(Extracted information)

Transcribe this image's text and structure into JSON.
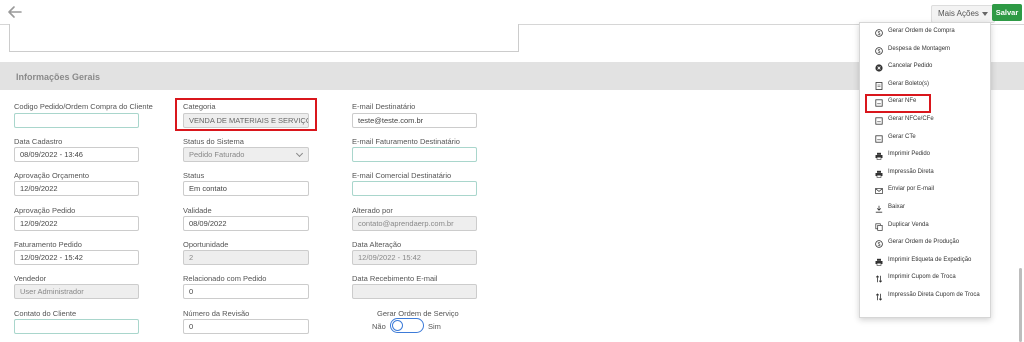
{
  "topbar": {
    "mais_acoes_label": "Mais Ações",
    "salvar_label": "Salvar"
  },
  "section": {
    "title": "Informações Gerais"
  },
  "fields": {
    "codigo_pedido": {
      "label": "Codigo Pedido/Ordem Compra do Cliente",
      "value": ""
    },
    "categoria": {
      "label": "Categoria",
      "value": "VENDA DE MATERIAIS E SERVIÇOS"
    },
    "email_destinatario": {
      "label": "E-mail Destinatário",
      "value": "teste@teste.com.br"
    },
    "data_cadastro": {
      "label": "Data Cadastro",
      "value": "08/09/2022 - 13:46"
    },
    "status_sistema": {
      "label": "Status do Sistema",
      "value": "Pedido Faturado"
    },
    "email_faturamento": {
      "label": "E-mail Faturamento Destinatário",
      "value": ""
    },
    "aprovacao_orcamento": {
      "label": "Aprovação Orçamento",
      "value": "12/09/2022"
    },
    "status": {
      "label": "Status",
      "value": "Em contato"
    },
    "email_comercial": {
      "label": "E-mail Comercial Destinatário",
      "value": ""
    },
    "aprovacao_pedido": {
      "label": "Aprovação Pedido",
      "value": "12/09/2022"
    },
    "validade": {
      "label": "Validade",
      "value": "08/09/2022"
    },
    "alterado_por": {
      "label": "Alterado por",
      "value": "contato@aprendaerp.com.br"
    },
    "faturamento_pedido": {
      "label": "Faturamento Pedido",
      "value": "12/09/2022 - 15:42"
    },
    "oportunidade": {
      "label": "Oportunidade",
      "value": "2"
    },
    "data_alteracao": {
      "label": "Data Alteração",
      "value": "12/09/2022 - 15:42"
    },
    "vendedor": {
      "label": "Vendedor",
      "value": "User Administrador"
    },
    "relacionado_pedido": {
      "label": "Relacionado com Pedido",
      "value": "0"
    },
    "data_recebimento_email": {
      "label": "Data Recebimento E-mail",
      "value": ""
    },
    "contato_cliente": {
      "label": "Contato do Cliente",
      "value": ""
    },
    "numero_revisao": {
      "label": "Número da Revisão",
      "value": "0"
    }
  },
  "gerar_os": {
    "label": "Gerar Ordem de Serviço",
    "no": "Não",
    "yes": "Sim"
  },
  "menu": {
    "items": [
      {
        "label": "Gerar Ordem de Compra",
        "icon": "dollar-circle-icon"
      },
      {
        "label": "Despesa de Montagem",
        "icon": "dollar-circle-icon"
      },
      {
        "label": "Cancelar Pedido",
        "icon": "x-circle-icon"
      },
      {
        "label": "Gerar Boleto(s)",
        "icon": "document-icon"
      },
      {
        "label": "Gerar NFe",
        "icon": "document-xml-icon"
      },
      {
        "label": "Gerar NFCe/CFe",
        "icon": "document-xml-icon"
      },
      {
        "label": "Gerar CTe",
        "icon": "document-xml-icon"
      },
      {
        "label": "Imprimir Pedido",
        "icon": "printer-icon"
      },
      {
        "label": "Impressão Direta",
        "icon": "printer-icon"
      },
      {
        "label": "Enviar por E-mail",
        "icon": "envelope-icon"
      },
      {
        "label": "Baixar",
        "icon": "download-icon"
      },
      {
        "label": "Duplicar Venda",
        "icon": "copy-icon"
      },
      {
        "label": "Gerar Ordem de Produção",
        "icon": "dollar-circle-icon"
      },
      {
        "label": "Imprimir Etiqueta de Expedição",
        "icon": "printer-icon"
      },
      {
        "label": "Imprimir Cupom de Troca",
        "icon": "swap-arrows-icon"
      },
      {
        "label": "Impressão Direta Cupom de Troca",
        "icon": "swap-arrows-icon"
      }
    ]
  },
  "colors": {
    "highlight": "#d9161c",
    "accent_green": "#2e9a45",
    "toggle_blue": "#3d7bd8"
  }
}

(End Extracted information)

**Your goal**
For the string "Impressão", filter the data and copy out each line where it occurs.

**Worked solution**
        "label": "Impressão Direta",
        "label": "Impressão Direta Cupom de Troca",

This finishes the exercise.